He was born in Russellville, Logan County, Kentucky, November 21, 1821 and attended the public schools and Centre College, Danville, Kentucky He graduated from the law department of Transylvania University, Lexington, Kentucky, in 1842 and was admitted to the bar and commenced practice in Platte City, Missouri, in 1845. He served as county attorney in 1850 and judge of the circuit court of Missouri 1852–1860.

During the United States Civil War, Elijah served as an outspoken voice against Missouri's succession from the Union. He was a member of the Missouri Constitutional Convention of 1861, where he was a driving force against succession.[1] He was subsequently elected as a Democrat to the Thirty-seventh Congress (March 4, 1861 – March 3, 1863) and was an unsuccessful candidate for reelection in 1862 to the Thirty-eighth Congress.

He was a delegate to the State constitutional convention in 1875, and was one of the primary authors of the Missouri Constitution of 1875. The Missouri Constitution of 1875 was informally called "Norton's Constitution" due to his major influence over its content and his knowledge of constitutional law.[2] Elijah was subsequently appointed and then elected as judge of the Supreme Court of Missouri, serving from 1877 to 1888.

After his judicial term was over, he was urged to run for Missouri governor and for United States Senator from Missouri, but he declined. He then resumed the private practice of law and the care of his estate and died in Platte City, August 6, 1914. His interment was in Platte City Cemetery.
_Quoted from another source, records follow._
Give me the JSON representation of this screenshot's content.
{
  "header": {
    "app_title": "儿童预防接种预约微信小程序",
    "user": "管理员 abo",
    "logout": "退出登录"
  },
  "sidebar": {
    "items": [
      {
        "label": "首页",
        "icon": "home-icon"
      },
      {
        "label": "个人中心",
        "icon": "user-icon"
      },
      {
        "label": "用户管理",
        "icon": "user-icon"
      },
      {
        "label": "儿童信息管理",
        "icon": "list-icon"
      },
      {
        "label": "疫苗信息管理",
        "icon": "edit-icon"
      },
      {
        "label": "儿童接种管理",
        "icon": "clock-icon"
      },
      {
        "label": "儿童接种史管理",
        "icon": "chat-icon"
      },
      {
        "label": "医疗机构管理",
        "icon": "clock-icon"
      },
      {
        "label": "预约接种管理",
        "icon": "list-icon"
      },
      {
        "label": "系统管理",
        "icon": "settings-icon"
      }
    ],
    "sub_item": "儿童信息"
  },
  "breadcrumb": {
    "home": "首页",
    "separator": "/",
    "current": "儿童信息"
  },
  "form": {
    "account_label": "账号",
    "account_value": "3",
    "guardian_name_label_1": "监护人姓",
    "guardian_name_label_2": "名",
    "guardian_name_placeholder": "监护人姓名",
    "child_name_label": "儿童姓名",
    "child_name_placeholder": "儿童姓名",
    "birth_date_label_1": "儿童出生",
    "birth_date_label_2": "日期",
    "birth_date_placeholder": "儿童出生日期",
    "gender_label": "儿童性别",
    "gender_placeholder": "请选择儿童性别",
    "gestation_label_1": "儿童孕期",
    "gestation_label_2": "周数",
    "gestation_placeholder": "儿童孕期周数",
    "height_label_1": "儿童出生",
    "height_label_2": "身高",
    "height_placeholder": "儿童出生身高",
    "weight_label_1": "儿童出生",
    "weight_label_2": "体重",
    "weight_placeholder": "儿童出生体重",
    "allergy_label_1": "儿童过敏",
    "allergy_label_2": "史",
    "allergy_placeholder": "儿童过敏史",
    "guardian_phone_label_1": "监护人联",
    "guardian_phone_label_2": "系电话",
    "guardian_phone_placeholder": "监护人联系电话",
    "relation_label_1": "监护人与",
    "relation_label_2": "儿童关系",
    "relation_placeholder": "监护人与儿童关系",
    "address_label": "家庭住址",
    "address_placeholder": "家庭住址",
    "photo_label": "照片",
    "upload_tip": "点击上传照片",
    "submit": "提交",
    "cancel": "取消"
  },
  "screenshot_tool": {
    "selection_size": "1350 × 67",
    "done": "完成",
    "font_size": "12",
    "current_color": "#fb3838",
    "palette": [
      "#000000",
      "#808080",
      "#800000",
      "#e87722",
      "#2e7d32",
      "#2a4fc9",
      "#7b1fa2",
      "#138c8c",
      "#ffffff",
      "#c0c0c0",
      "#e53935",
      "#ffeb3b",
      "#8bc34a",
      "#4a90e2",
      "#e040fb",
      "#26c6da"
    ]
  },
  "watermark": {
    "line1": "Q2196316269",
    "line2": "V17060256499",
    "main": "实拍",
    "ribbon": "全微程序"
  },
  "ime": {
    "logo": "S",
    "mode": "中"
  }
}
He was a devout baptist, and at the time of his death was the oldest living Freemason in the United States.[3]

William Harrison Norton was his great-grandson.


  1. ^ Williams, Walter (1915-01-01). A History of Northwest Missouri. Lewis publishing Company. 
  2. ^ Williams, Walter (1915-01-01). A History of Northwest Missouri. Lewis publishing Company. 
  3. ^ Williams, Walter (1915-01-01). A History of Northwest Missouri. Lewis publishing Company. 

External links[edit]

United States House of Representatives
Preceded by
James Craig
Member of the U.S. House of Representatives
from Missouri's 4th congressional district

Succeeded by
Sempronius H. Boyd